(Collected data)
----
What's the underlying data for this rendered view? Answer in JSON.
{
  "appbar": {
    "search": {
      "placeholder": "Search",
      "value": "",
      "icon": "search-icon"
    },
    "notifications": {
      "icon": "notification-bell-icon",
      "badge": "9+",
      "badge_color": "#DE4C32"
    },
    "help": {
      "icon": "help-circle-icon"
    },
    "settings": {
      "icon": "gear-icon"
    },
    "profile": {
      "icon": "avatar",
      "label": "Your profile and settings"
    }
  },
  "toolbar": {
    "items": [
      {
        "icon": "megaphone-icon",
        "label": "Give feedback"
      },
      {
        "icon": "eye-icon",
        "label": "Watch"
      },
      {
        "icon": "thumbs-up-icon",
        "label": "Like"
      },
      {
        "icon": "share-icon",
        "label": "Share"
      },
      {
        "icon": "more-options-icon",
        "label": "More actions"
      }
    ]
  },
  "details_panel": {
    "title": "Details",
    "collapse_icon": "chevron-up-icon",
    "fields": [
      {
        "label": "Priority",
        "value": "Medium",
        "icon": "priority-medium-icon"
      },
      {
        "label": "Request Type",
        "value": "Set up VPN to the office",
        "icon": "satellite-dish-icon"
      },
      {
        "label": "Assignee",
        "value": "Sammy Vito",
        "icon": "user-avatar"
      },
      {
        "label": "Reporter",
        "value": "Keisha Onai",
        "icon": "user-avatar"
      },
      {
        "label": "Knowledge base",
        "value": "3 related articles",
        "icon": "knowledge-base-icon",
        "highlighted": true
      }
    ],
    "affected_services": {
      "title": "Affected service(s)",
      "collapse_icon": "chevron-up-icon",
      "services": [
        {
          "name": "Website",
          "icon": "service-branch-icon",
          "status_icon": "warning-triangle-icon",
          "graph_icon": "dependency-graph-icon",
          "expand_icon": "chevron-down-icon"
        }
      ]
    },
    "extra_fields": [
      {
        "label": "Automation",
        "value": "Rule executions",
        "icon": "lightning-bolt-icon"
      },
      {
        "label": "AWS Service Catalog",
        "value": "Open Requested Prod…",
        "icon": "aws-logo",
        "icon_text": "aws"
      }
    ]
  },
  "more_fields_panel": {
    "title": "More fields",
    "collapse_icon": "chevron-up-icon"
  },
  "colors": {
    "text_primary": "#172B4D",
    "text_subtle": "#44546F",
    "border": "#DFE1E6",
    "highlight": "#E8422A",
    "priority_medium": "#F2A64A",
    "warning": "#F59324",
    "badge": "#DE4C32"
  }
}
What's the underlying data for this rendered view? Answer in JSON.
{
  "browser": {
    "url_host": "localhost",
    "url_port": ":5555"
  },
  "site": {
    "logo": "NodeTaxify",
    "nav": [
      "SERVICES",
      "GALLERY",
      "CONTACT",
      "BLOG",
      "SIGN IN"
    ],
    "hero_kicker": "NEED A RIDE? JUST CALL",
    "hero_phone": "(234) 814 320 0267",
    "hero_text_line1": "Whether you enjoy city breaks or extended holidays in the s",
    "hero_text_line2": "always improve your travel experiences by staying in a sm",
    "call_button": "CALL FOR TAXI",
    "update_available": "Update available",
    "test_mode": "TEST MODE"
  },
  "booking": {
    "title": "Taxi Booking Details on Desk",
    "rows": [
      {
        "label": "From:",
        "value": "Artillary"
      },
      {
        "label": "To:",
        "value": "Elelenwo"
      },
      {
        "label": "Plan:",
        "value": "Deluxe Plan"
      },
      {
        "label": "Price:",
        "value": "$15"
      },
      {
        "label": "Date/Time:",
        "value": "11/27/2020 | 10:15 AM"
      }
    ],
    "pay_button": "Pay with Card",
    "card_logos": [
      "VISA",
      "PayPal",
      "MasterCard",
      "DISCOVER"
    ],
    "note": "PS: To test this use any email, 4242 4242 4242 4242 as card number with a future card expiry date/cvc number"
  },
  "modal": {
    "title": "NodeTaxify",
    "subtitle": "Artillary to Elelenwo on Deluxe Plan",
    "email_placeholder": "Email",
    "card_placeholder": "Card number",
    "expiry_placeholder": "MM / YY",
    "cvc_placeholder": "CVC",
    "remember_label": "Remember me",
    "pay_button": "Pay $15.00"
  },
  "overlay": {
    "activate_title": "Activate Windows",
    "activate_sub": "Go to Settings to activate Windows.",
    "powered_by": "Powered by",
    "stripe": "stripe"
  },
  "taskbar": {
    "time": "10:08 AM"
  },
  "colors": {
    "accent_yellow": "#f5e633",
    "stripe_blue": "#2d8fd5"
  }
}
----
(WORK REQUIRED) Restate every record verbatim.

(EXPECTED ANSWER)
What's the underlying data for this rendered view? Answer in JSON.
{
  "appbar": {
    "search": {
      "placeholder": "Search",
      "value": "",
      "icon": "search-icon"
    },
    "notifications": {
      "icon": "notification-bell-icon",
      "badge": "9+",
      "badge_color": "#DE4C32"
    },
    "help": {
      "icon": "help-circle-icon"
    },
    "settings": {
      "icon": "gear-icon"
    },
    "profile": {
      "icon": "avatar",
      "label": "Your profile and settings"
    }
  },
  "toolbar": {
    "items": [
      {
        "icon": "megaphone-icon",
        "label": "Give feedback"
      },
      {
        "icon": "eye-icon",
        "label": "Watch"
      },
      {
        "icon": "thumbs-up-icon",
        "label": "Like"
      },
      {
        "icon": "share-icon",
        "label": "Share"
      },
      {
        "icon": "more-options-icon",
        "label": "More actions"
      }
    ]
  },
  "details_panel": {
    "title": "Details",
    "collapse_icon": "chevron-up-icon",
    "fields": [
      {
        "label": "Priority",
        "value": "Medium",
        "icon": "priority-medium-icon"
      },
      {
        "label": "Request Type",
        "value": "Set up VPN to the office",
        "icon": "satellite-dish-icon"
      },
      {
        "label": "Assignee",
        "value": "Sammy Vito",
        "icon": "user-avatar"
      },
      {
        "label": "Reporter",
        "value": "Keisha Onai",
        "icon": "user-avatar"
      },
      {
        "label": "Knowledge base",
        "value": "3 related articles",
        "icon": "knowledge-base-icon",
        "highlighted": true
      }
    ],
    "affected_services": {
      "title": "Affected service(s)",
      "collapse_icon": "chevron-up-icon",
      "services": [
        {
          "name": "Website",
          "icon": "service-branch-icon",
          "status_icon": "warning-triangle-icon",
          "graph_icon": "dependency-graph-icon",
          "expand_icon": "chevron-down-icon"
        }
      ]
    },
    "extra_fields": [
      {
        "label": "Automation",
        "value": "Rule executions",
        "icon": "lightning-bolt-icon"
      },
      {
        "label": "AWS Service Catalog",
        "value": "Open Requested Prod…",
        "icon": "aws-logo",
        "icon_text": "aws"
      }
    ]
  },
  "more_fields_panel": {
    "title": "More fields",
    "collapse_icon": "chevron-up-icon"
  },
  "colors": {
    "text_primary": "#172B4D",
    "text_subtle": "#44546F",
    "border": "#DFE1E6",
    "highlight": "#E8422A",
    "priority_medium": "#F2A64A",
    "warning": "#F59324",
    "badge": "#DE4C32"
  }
}
What's the underlying data for this rendered view? Answer in JSON.
{
  "browser": {
    "url_host": "localhost",
    "url_port": ":5555"
  },
  "site": {
    "logo": "NodeTaxify",
    "nav": [
      "SERVICES",
      "GALLERY",
      "CONTACT",
      "BLOG",
      "SIGN IN"
    ],
    "hero_kicker": "NEED A RIDE? JUST CALL",
    "hero_phone": "(234) 814 320 0267",
    "hero_text_line1": "Whether you enjoy city breaks or extended holidays in the s",
    "hero_text_line2": "always improve your travel experiences by staying in a sm",
    "call_button": "CALL FOR TAXI",
    "update_available": "Update available",
    "test_mode": "TEST MODE"
  },
  "booking": {
    "title": "Taxi Booking Details on Desk",
    "rows": [
      {
        "label": "From:",
        "value": "Artillary"
      },
      {
        "label": "To:",
        "value": "Elelenwo"
      },
      {
        "label": "Plan:",
        "value": "Deluxe Plan"
      },
      {
        "label": "Price:",
        "value": "$15"
      },
      {
        "label": "Date/Time:",
        "value": "11/27/2020 | 10:15 AM"
      }
    ],
    "pay_button": "Pay with Card",
    "card_logos": [
      "VISA",
      "PayPal",
      "MasterCard",
      "DISCOVER"
    ],
    "note": "PS: To test this use any email, 4242 4242 4242 4242 as card number with a future card expiry date/cvc number"
  },
  "modal": {
    "title": "NodeTaxify",
    "subtitle": "Artillary to Elelenwo on Deluxe Plan",
    "email_placeholder": "Email",
    "card_placeholder": "Card number",
    "expiry_placeholder": "MM / YY",
    "cvc_placeholder": "CVC",
    "remember_label": "Remember me",
    "pay_button": "Pay $15.00"
  },
  "overlay": {
    "activate_title": "Activate Windows",
    "activate_sub": "Go to Settings to activate Windows.",
    "powered_by": "Powered by",
    "stripe": "stripe"
  },
  "taskbar": {
    "time": "10:08 AM"
  },
  "colors": {
    "accent_yellow": "#f5e633",
    "stripe_blue": "#2d8fd5"
  }
}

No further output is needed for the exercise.